WHAT THIS TASK INVOLVES >>
Word for word, copy the lines from the one with "Convert this screenshot" to the last line of the data below, counting both, and keep every picture out.

╭──

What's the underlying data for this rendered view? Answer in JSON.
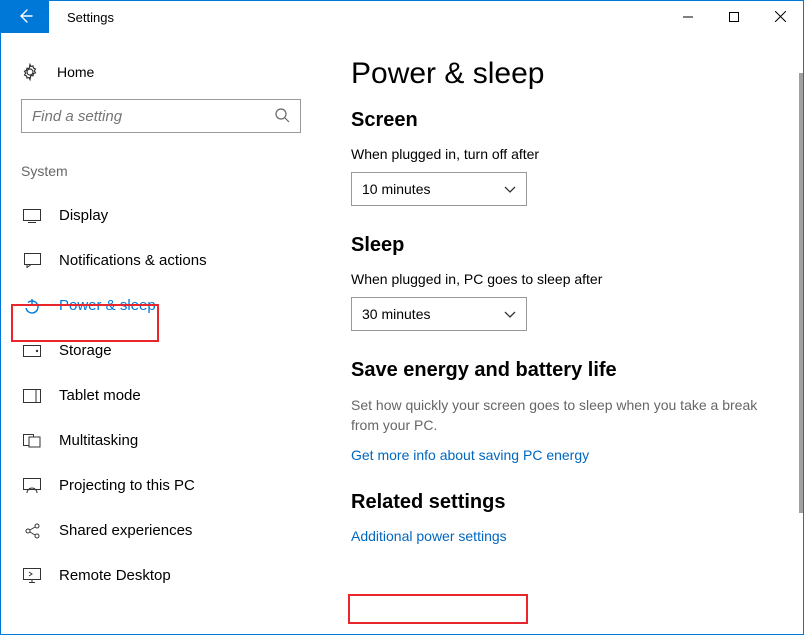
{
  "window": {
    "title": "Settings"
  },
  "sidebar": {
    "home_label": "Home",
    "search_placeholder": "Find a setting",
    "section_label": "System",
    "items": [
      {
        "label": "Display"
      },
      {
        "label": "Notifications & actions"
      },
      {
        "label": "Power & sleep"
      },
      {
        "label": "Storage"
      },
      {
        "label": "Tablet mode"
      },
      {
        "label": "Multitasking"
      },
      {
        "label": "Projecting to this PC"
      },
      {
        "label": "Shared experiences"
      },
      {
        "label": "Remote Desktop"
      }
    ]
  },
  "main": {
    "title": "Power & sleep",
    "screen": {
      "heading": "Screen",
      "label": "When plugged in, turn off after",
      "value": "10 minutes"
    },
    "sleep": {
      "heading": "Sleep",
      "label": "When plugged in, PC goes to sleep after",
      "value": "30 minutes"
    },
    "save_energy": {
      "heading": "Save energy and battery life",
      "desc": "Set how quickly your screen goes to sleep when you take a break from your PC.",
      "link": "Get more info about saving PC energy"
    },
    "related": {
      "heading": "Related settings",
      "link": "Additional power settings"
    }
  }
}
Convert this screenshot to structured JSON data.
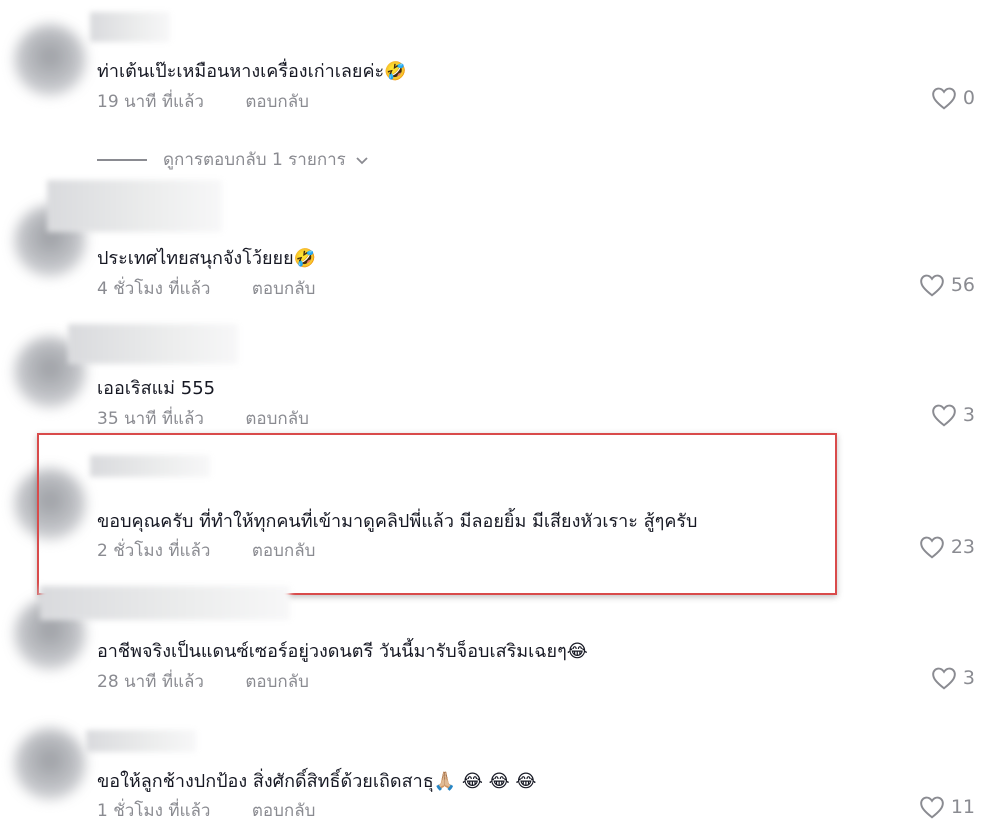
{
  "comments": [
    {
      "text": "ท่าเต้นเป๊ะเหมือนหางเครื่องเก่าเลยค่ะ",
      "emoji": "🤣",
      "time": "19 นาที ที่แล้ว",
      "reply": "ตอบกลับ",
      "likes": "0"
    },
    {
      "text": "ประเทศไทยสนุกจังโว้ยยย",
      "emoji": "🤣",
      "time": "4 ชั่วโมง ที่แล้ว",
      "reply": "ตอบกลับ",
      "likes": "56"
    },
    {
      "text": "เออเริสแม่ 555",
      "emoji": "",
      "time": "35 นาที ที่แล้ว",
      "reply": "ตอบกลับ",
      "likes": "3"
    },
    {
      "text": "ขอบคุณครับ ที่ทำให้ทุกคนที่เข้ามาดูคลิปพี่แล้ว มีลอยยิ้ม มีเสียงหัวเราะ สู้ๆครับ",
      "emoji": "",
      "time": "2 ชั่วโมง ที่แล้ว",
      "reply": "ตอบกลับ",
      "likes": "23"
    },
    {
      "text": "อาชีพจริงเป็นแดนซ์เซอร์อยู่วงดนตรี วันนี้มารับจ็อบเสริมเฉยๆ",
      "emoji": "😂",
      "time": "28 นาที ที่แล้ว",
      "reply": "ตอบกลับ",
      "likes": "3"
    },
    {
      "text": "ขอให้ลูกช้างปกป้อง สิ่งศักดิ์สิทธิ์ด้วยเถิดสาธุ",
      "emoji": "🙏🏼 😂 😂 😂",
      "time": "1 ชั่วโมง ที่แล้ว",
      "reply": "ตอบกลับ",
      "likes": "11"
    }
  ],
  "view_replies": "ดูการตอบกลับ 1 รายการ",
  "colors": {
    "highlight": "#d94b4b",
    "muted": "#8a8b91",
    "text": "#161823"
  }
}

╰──

ANSWER FOR THE TASK >>
Convert this screenshot to structured JSON data.
{
  "comments": [
    {
      "text": "ท่าเต้นเป๊ะเหมือนหางเครื่องเก่าเลยค่ะ",
      "emoji": "🤣",
      "time": "19 นาที ที่แล้ว",
      "reply": "ตอบกลับ",
      "likes": "0"
    },
    {
      "text": "ประเทศไทยสนุกจังโว้ยยย",
      "emoji": "🤣",
      "time": "4 ชั่วโมง ที่แล้ว",
      "reply": "ตอบกลับ",
      "likes": "56"
    },
    {
      "text": "เออเริสแม่ 555",
      "emoji": "",
      "time": "35 นาที ที่แล้ว",
      "reply": "ตอบกลับ",
      "likes": "3"
    },
    {
      "text": "ขอบคุณครับ ที่ทำให้ทุกคนที่เข้ามาดูคลิปพี่แล้ว มีลอยยิ้ม มีเสียงหัวเราะ สู้ๆครับ",
      "emoji": "",
      "time": "2 ชั่วโมง ที่แล้ว",
      "reply": "ตอบกลับ",
      "likes": "23"
    },
    {
      "text": "อาชีพจริงเป็นแดนซ์เซอร์อยู่วงดนตรี วันนี้มารับจ็อบเสริมเฉยๆ",
      "emoji": "😂",
      "time": "28 นาที ที่แล้ว",
      "reply": "ตอบกลับ",
      "likes": "3"
    },
    {
      "text": "ขอให้ลูกช้างปกป้อง สิ่งศักดิ์สิทธิ์ด้วยเถิดสาธุ",
      "emoji": "🙏🏼 😂 😂 😂",
      "time": "1 ชั่วโมง ที่แล้ว",
      "reply": "ตอบกลับ",
      "likes": "11"
    }
  ],
  "view_replies": "ดูการตอบกลับ 1 รายการ",
  "colors": {
    "highlight": "#d94b4b",
    "muted": "#8a8b91",
    "text": "#161823"
  }
}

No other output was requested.